US markets began the week with strong growth against the background of stock appreciation of some troubled tech companies after a sharp decline last week, CNBC said.
The Dow Jones Industrial Average blue chip index added 354 points to its value and reached a level of 24,640.24 points, marking its highest growth in more than two weeks. The broader S & P 500 advanced 1.55% to 2673.45. Nasdaq Composite technology also ended in green territory with a gain of 2.06% to 7081.85 points.
Facebook, Amazon, Apple, Netflix and Alphabet, Google's parent company, have increased by at least 1%.
Last week, Facebook's stock price fell against criticism of how the company ruled out use of its platform by Russian officials in its attempts to sway the US presidential election. Apple sank last week as investors worried about the slowdown in iPhone sales

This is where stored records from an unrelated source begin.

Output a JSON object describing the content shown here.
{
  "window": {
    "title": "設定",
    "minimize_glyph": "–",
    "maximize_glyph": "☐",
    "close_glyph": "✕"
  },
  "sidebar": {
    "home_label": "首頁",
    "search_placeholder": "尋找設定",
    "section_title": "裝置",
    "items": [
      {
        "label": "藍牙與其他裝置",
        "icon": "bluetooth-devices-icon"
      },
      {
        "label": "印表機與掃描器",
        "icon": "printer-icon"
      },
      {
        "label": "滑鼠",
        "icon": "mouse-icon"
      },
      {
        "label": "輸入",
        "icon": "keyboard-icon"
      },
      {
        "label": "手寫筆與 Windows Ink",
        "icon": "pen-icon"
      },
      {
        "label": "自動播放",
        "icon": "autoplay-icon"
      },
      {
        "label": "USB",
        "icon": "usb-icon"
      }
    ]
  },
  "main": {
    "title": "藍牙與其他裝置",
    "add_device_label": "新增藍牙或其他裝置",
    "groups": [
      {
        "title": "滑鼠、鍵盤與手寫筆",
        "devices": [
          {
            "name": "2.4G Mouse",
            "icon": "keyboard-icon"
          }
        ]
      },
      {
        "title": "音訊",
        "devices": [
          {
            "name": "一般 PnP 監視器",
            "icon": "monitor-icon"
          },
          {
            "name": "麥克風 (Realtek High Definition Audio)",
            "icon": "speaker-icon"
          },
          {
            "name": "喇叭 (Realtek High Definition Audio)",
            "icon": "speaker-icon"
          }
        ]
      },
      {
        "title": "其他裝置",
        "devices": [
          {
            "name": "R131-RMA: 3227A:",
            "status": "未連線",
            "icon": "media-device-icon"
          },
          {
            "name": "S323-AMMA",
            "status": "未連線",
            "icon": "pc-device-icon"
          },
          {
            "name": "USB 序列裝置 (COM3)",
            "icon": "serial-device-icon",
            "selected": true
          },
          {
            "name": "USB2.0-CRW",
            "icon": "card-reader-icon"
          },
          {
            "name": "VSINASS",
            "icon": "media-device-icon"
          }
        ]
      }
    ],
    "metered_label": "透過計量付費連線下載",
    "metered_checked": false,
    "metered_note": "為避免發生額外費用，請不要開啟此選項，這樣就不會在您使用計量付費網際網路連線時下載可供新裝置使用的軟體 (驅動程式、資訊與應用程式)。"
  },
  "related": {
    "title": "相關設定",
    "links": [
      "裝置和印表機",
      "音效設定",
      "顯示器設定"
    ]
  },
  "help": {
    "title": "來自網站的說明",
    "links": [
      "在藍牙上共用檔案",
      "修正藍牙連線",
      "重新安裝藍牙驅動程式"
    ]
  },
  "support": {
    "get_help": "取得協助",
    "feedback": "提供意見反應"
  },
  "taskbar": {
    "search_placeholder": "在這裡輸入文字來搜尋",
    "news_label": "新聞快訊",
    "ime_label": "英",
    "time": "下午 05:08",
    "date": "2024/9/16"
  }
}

"This is part of a normal bottom-up process. It will take some time before we get out of this," says Bruce McCain, chief investment strategist at Key Private Bank. "But while the economy is growing well and profits continue to grow, we have a chance to reach new heights" between the first and second quarters of 2019, he added. "It's going to be a troublesome time, there's a lot to worry about. But as long as the economy remains strong, we need to be well," McCain said.
The index's move on Monday comes as they mark their worst week of Thanksgiving in 2011 as the sale of tech stocks and oil prices have put traders in a risk aversion regime. Only on Friday the price of oil fell about 8%.
Shares of General Motors rose 4 percent after the company announced plans to cut production at several factories and reduce its team by 15 percent. The cost containment plan is more drastic than investor expectations.
Retail retail prices rose as Black Friday's online sales hit a record $ 6.22 billion, according to Adobe Analytics. Record sales rose 23.6% over last year. The SPDR S & P Retail (XRT) ETF rose 2% thanks to growth in the GameStop, Amazon and L. brands.
Investors are also expecting a statement from Federal Reserve Chairman Jerome Powell later this week. He's due to speak to the New York Economic Club on Wednesday. At the last sell-out, investors were worried about the future of monetary policy, as the central bank is about to consolidate its approach. The Fed is expected to raise rates in December after tightening monetary policy three times earlier this year. Next year, the central bank should raise interest three times.
Investors will also be pursuing policies this week, with dominant themes being the G20 summit in Argentina and Brexit. The summit of leaders of the world's strongest economies will convene US President Donald Trump and his Chinese counterpart Cz Jinpin at a time of intense trade pressure between the two countries. At the same time, Britain has received support from the European Union for the withdrawal agreement.
In bond markets, yields on 10-year US government bonds rose to 3.068%, and 30-year bonds rose to 3.321%.
In foreign exchange markets, the dollar index, which measures the value of US money against a basket of the six major currencies, rose 0.17 percent to 97.08 points. The euro fell 0.12% to a level of $ 1.1326 per euro. Compared to the yen, the dollar rose 0.54% to 113.55 yen per dollar.
In the commodity market, oil prices rose as a way to offset some of the severe losses in the previous session, although growth was limited by uncertainty surrounding global economic growth and new signs of increased supply.
Brent benchmark futures rose $ 1.67 to $ 60.47 a barrel after falling 6 percent on Friday. US light oil contracts (WTI) added $ 1.21 to their value at $ 51.63 a barrel after falling 7.7 percent on Friday.
US gold futures reached $ 1222.40 an ounce.